I just released an early prototype of a new Angular App, that is 100% decoupled from WordPress, but powered by WordPress content. That is to say, it is not running within a WordPress ecosystem, it is running by itself, but displaying and interacting with WordPress content. Building it was 10000000000 times easier with the ng-cli, it took a lot of the grunt work out of it, and since I’m still learning, it was nice to have a base created for me for every component that I know worked, before modifying and adding to it.
I have said that Angular has been much harder to get up and running over AngularJS (1.x), but with ng-cli that is almost no longer the case. You can have a base app up and running locally within minutes.
I hate JSX like, really really dislike. I know I haven’t used it in a while, and I’m sure there are pros to my cons, and even workarounds nowadays… but fundamentally JSX is a React thing, so you get nothing more out of it. Why learn a way of coding a language that is so tightly woven into 1 framework vs. being able to code something that works agnostically?
Again, I need to get back into a React build to say for sure, but form previous experience and even currently looking over tutorials, seems like Angular takes a clear win on how easy it is to template.
Angular Universal is now built in to Angular 4, and it is pretty amazing. It allows for server-side rendering of your Angular application. I know React has this too, but this changes the ballgame for decoupled WordPress applications. You can build your application, powered by WordPress content (and other data), and have it be SEO friendly. You can even tap into a Yoast API and grab all the data you need, per page or post, and display that.. rendered server side.
I’m having an ongoing conversation about Angular Universal and LAMP stack, whether or not this makes sense in a hybrid approach where WordPress powers part of the template, and Angular the meat of the content. Once I can see a performance increase, I’ll create a sample. For now, Angular Universal is meant to run on non-LAMP environments including node.

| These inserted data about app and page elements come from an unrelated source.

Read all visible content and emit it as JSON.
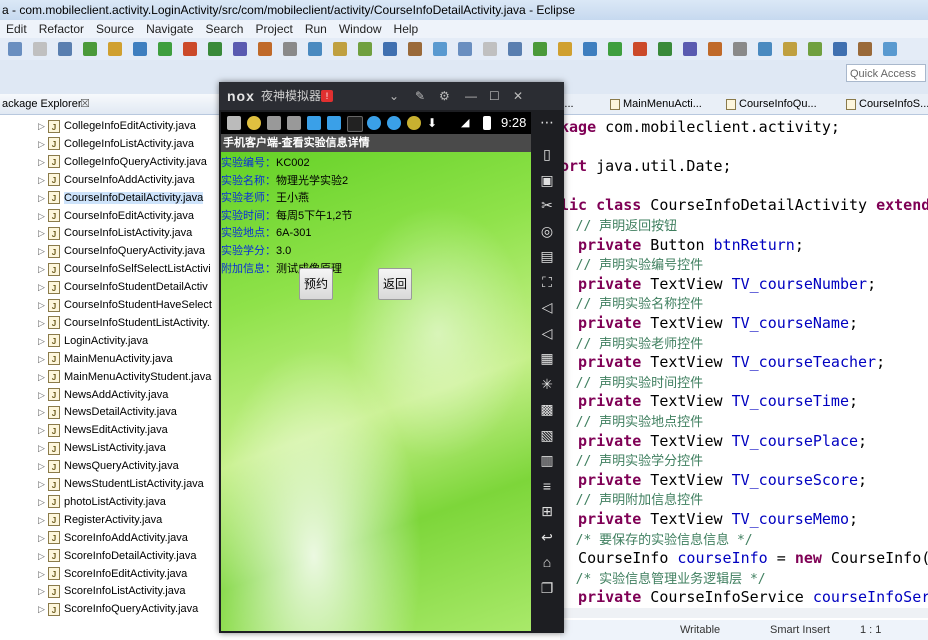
{
  "window": {
    "title": "a - com.mobileclient.activity.LoginActivity/src/com/mobileclient/activity/CourseInfoDetailActivity.java - Eclipse"
  },
  "menu": [
    "Edit",
    "Refactor",
    "Source",
    "Navigate",
    "Search",
    "Project",
    "Run",
    "Window",
    "Help"
  ],
  "quick_access": "Quick Access",
  "package_explorer": {
    "title": "ackage Explorer",
    "close": "☒",
    "files": [
      "CollegeInfoEditActivity.java",
      "CollegeInfoListActivity.java",
      "CollegeInfoQueryActivity.java",
      "CourseInfoAddActivity.java",
      "CourseInfoDetailActivity.java",
      "CourseInfoEditActivity.java",
      "CourseInfoListActivity.java",
      "CourseInfoQueryActivity.java",
      "CourseInfoSelfSelectListActivi",
      "CourseInfoStudentDetailActiv",
      "CourseInfoStudentHaveSelect",
      "CourseInfoStudentListActivity.",
      "LoginActivity.java",
      "MainMenuActivity.java",
      "MainMenuActivityStudent.java",
      "NewsAddActivity.java",
      "NewsDetailActivity.java",
      "NewsEditActivity.java",
      "NewsListActivity.java",
      "NewsQueryActivity.java",
      "NewsStudentListActivity.java",
      "photoListActivity.java",
      "RegisterActivity.java",
      "ScoreInfoAddActivity.java",
      "ScoreInfoDetailActivity.java",
      "ScoreInfoEditActivity.java",
      "ScoreInfoListActivity.java",
      "ScoreInfoQueryActivity.java"
    ]
  },
  "editor_tabs": [
    "nActivi...",
    "MainMenuActi...",
    "CourseInfoQu...",
    "CourseInfoS..."
  ],
  "code": [
    {
      "parts": [
        [
          "kw",
          "kage"
        ],
        [
          "type",
          " com.mobileclient.activity;"
        ]
      ]
    },
    {
      "parts": []
    },
    {
      "parts": [
        [
          "kw",
          "ort"
        ],
        [
          "type",
          " java.util.Date;"
        ]
      ]
    },
    {
      "parts": []
    },
    {
      "parts": [
        [
          "kw",
          "lic class"
        ],
        [
          "type",
          " CourseInfoDetailActivity "
        ],
        [
          "kw",
          "extend"
        ]
      ]
    },
    {
      "parts": [
        [
          "cmt",
          "  // 声明返回按钮"
        ]
      ]
    },
    {
      "parts": [
        [
          "kw",
          "  private"
        ],
        [
          "type",
          " Button "
        ],
        [
          "fld",
          "btnReturn"
        ],
        [
          "type",
          ";"
        ]
      ]
    },
    {
      "parts": [
        [
          "cmt",
          "  // 声明实验编号控件"
        ]
      ]
    },
    {
      "parts": [
        [
          "kw",
          "  private"
        ],
        [
          "type",
          " TextView "
        ],
        [
          "fld",
          "TV_courseNumber"
        ],
        [
          "type",
          ";"
        ]
      ]
    },
    {
      "parts": [
        [
          "cmt",
          "  // 声明实验名称控件"
        ]
      ]
    },
    {
      "parts": [
        [
          "kw",
          "  private"
        ],
        [
          "type",
          " TextView "
        ],
        [
          "fld",
          "TV_courseName"
        ],
        [
          "type",
          ";"
        ]
      ]
    },
    {
      "parts": [
        [
          "cmt",
          "  // 声明实验老师控件"
        ]
      ]
    },
    {
      "parts": [
        [
          "kw",
          "  private"
        ],
        [
          "type",
          " TextView "
        ],
        [
          "fld",
          "TV_courseTeacher"
        ],
        [
          "type",
          ";"
        ]
      ]
    },
    {
      "parts": [
        [
          "cmt",
          "  // 声明实验时间控件"
        ]
      ]
    },
    {
      "parts": [
        [
          "kw",
          "  private"
        ],
        [
          "type",
          " TextView "
        ],
        [
          "fld",
          "TV_courseTime"
        ],
        [
          "type",
          ";"
        ]
      ]
    },
    {
      "parts": [
        [
          "cmt",
          "  // 声明实验地点控件"
        ]
      ]
    },
    {
      "parts": [
        [
          "kw",
          "  private"
        ],
        [
          "type",
          " TextView "
        ],
        [
          "fld",
          "TV_coursePlace"
        ],
        [
          "type",
          ";"
        ]
      ]
    },
    {
      "parts": [
        [
          "cmt",
          "  // 声明实验学分控件"
        ]
      ]
    },
    {
      "parts": [
        [
          "kw",
          "  private"
        ],
        [
          "type",
          " TextView "
        ],
        [
          "fld",
          "TV_courseScore"
        ],
        [
          "type",
          ";"
        ]
      ]
    },
    {
      "parts": [
        [
          "cmt",
          "  // 声明附加信息控件"
        ]
      ]
    },
    {
      "parts": [
        [
          "kw",
          "  private"
        ],
        [
          "type",
          " TextView "
        ],
        [
          "fld",
          "TV_courseMemo"
        ],
        [
          "type",
          ";"
        ]
      ]
    },
    {
      "parts": [
        [
          "cmt",
          "  /* 要保存的实验信息信息 */"
        ]
      ]
    },
    {
      "parts": [
        [
          "type",
          "  CourseInfo "
        ],
        [
          "fld",
          "courseInfo"
        ],
        [
          "type",
          " = "
        ],
        [
          "kw",
          "new"
        ],
        [
          "type",
          " CourseInfo()"
        ]
      ]
    },
    {
      "parts": [
        [
          "cmt",
          "  /* 实验信息管理业务逻辑层 */"
        ]
      ]
    },
    {
      "parts": [
        [
          "kw",
          "  private"
        ],
        [
          "type",
          " CourseInfoService "
        ],
        [
          "fld",
          "courseInfoServ"
        ]
      ]
    }
  ],
  "status": {
    "writable": "Writable",
    "insert": "Smart Insert",
    "pos": "1 : 1"
  },
  "emulator": {
    "logo": "nox",
    "name": "夜神模拟器",
    "badge": "!",
    "time": "9:28",
    "app_title": "手机客户端-查看实验信息详情",
    "fields": [
      {
        "label": "实验编号：",
        "value": "KC002"
      },
      {
        "label": "实验名称：",
        "value": "物理光学实验2"
      },
      {
        "label": "实验老师：",
        "value": "王小燕"
      },
      {
        "label": "实验时间：",
        "value": "每周5下午1,2节"
      },
      {
        "label": "实验地点：",
        "value": "6A-301"
      },
      {
        "label": "实验学分：",
        "value": "3.0"
      },
      {
        "label": "附加信息：",
        "value": "测试成像原理"
      }
    ],
    "reserve_label": "预约",
    "return_label": "返回"
  },
  "colors": {
    "keyword": "#7f0055",
    "field": "#0000c0",
    "comment": "#3f7f5f"
  }
}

I’m not the only Angular WordPress developer, I promise you. One of the coolest projects I’ve seen lately is by Ben Moore. He and I had some great chats at LoopConf 2.1 about Angular, and why the WordPress world hasn’t adopted it yet. Check out Ben’s work if you want to see what other developers are up to with WordPress & Angular.